The proposition I’d like readers to consider is this: “Imagine what would happen if the UK remains in the EU?”

While you’re thinking about this proposition, let me suggest a few obvious benefits, such as: A massive increase in Foreign Direct Investment (FDI), as firms, like Nissan, Toyota, Jaguar Land Rover, Airbus, Siemens, etc, who’ve recently been forced to explain why, if we lose access to the EU Single Market and Customs Union, they’ll have to move future operations to within the EU27. Indeed, readers will probably already be aware that Jaguar Land Rover has recently moved production of its Discovery model to Slovenia. In contrast, if we remain in the EU, the UK will, once again, become the ideal base for selling into the EU, the world’s largest, richest market in both goods and services. Seizing this opportunity will not only reverse the 90% decline in FDI since the Referendum but also send a powerful message to the world that Britain is truly “open for business”.

Our whole domestic economy will be galvanised by a massive resurgence in optimism and certainty as never before. For instance, the City of London will benefit from retaining its current 75% share of the global market in clearing €927 billion in euro-denominated contracts daily and remaining a world-leading financial centre. Although not everyone likes bankers, we need to recognise the tax revenue the City generates constitutes around 30% of total UK tax revenue, as much as the next 37 largest cities across the UK combined. Other than a few extreme Brexiteers, still driven by their unsubstantiated beliefs and determined to drag the UK out of the EU at any cost, who else would wish to see UK tax revenue massively declining? In contrast, if we remain in the EU, every business will be galvanised by a massive revival in certainty and optimism.

We know from credible polling that 75% of young people aged 18-24 voted Remain in 2016 and still believe Brexit will be a disaster for them. So, if Brexit doesn’t happen, there will be a hugely bright future for our children and grandchildren.

Currently, 80% of our economy is based on services, not goods. However, the Cabinet’s new Brexit strategy excludes services from any future trade deal with the EU. In contrast, if we chose to remain in the EU, 80% of our economy will benefit significantly.

Our economy will be so massively boosted by renewed certainty and opportunity we’ll actually create the tax revenue needed to address the very real issues that prompted a protest vote in 2016 around issues such as migration, housing, healthcare, social care, education, policing, etc.
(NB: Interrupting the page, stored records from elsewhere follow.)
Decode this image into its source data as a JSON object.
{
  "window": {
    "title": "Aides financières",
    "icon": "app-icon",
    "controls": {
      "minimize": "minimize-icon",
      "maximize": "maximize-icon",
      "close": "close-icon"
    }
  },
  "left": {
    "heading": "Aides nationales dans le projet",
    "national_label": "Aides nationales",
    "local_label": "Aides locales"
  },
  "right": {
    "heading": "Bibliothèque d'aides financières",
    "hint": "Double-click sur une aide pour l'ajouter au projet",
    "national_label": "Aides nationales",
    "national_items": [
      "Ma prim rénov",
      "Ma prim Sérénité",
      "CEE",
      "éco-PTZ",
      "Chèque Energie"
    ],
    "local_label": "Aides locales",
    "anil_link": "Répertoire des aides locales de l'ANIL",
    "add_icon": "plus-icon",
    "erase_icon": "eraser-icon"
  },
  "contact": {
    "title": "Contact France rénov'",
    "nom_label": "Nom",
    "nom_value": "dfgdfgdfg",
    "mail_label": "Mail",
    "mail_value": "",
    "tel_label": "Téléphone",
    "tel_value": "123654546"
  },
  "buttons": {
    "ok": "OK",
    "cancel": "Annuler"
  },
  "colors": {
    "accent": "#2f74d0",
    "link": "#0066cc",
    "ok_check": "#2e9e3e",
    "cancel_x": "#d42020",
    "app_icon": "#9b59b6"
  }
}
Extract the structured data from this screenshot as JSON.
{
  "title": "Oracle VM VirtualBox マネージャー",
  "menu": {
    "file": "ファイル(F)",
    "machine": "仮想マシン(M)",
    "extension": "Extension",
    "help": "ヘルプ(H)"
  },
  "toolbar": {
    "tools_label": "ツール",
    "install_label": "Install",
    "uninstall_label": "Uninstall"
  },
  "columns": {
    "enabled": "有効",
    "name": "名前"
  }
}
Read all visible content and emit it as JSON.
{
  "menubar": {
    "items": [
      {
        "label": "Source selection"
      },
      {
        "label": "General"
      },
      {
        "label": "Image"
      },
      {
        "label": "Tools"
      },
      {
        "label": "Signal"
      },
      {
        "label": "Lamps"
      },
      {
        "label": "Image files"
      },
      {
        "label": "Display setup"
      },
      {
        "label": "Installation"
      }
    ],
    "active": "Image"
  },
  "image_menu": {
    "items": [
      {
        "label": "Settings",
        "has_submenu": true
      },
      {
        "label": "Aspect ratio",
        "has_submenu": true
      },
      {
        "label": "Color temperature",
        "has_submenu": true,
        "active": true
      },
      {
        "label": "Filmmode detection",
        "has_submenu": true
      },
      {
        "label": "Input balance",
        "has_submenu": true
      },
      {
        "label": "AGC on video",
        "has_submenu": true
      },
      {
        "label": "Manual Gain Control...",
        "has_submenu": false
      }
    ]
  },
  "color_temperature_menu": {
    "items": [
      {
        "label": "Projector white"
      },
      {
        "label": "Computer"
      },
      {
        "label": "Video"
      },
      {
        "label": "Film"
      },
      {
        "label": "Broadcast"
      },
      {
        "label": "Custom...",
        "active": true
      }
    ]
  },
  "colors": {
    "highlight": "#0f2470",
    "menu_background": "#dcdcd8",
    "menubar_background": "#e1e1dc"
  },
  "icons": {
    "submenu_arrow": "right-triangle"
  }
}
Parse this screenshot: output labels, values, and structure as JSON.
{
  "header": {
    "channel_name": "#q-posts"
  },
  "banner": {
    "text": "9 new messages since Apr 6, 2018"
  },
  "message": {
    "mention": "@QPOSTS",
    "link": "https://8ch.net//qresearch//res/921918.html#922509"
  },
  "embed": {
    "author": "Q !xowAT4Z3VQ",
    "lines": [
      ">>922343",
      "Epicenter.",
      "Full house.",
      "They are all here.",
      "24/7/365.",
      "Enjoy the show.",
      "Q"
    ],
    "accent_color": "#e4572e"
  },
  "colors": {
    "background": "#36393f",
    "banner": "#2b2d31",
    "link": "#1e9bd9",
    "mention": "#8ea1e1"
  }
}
And, let’s be frank about ‘the elephant in the room’, namely migration (short-term) and immigration (long-term). The UK already has total control over the inflow of people from all non-EU countries and, similarly, has control over migration and immigration from the EU 27, if only successive governments had even bothered to implement any of the 16 levers we’ve always been legally entitled to implement in order to control migration from EU countries. For instance, few people are aware that Belgium counts people in and counts them out. Everyone has to register within 10 days of arrival and, if they’re not in paid employment within three months, they have to go home. In contrast, in the UK, successive governments have been unwilling to spend any money whatsoever on planning and managing migration. So, blame Westminster, not Brussels. Shock, horror – we actually don’t have to leave the EU in order to control migration and immigration.

If people wish to make themselves worse off, break our nation apart and ruin the futures of their children and grandchildren, all they need to do is insist Brexit goes ahead. Instead, if they sense – as this thought experiment illustrates – that the UK will be hugely better off, in every respect, by remaining in the EU, then I’d urge them to speak up. Time is running short to rescue our country from Brexit.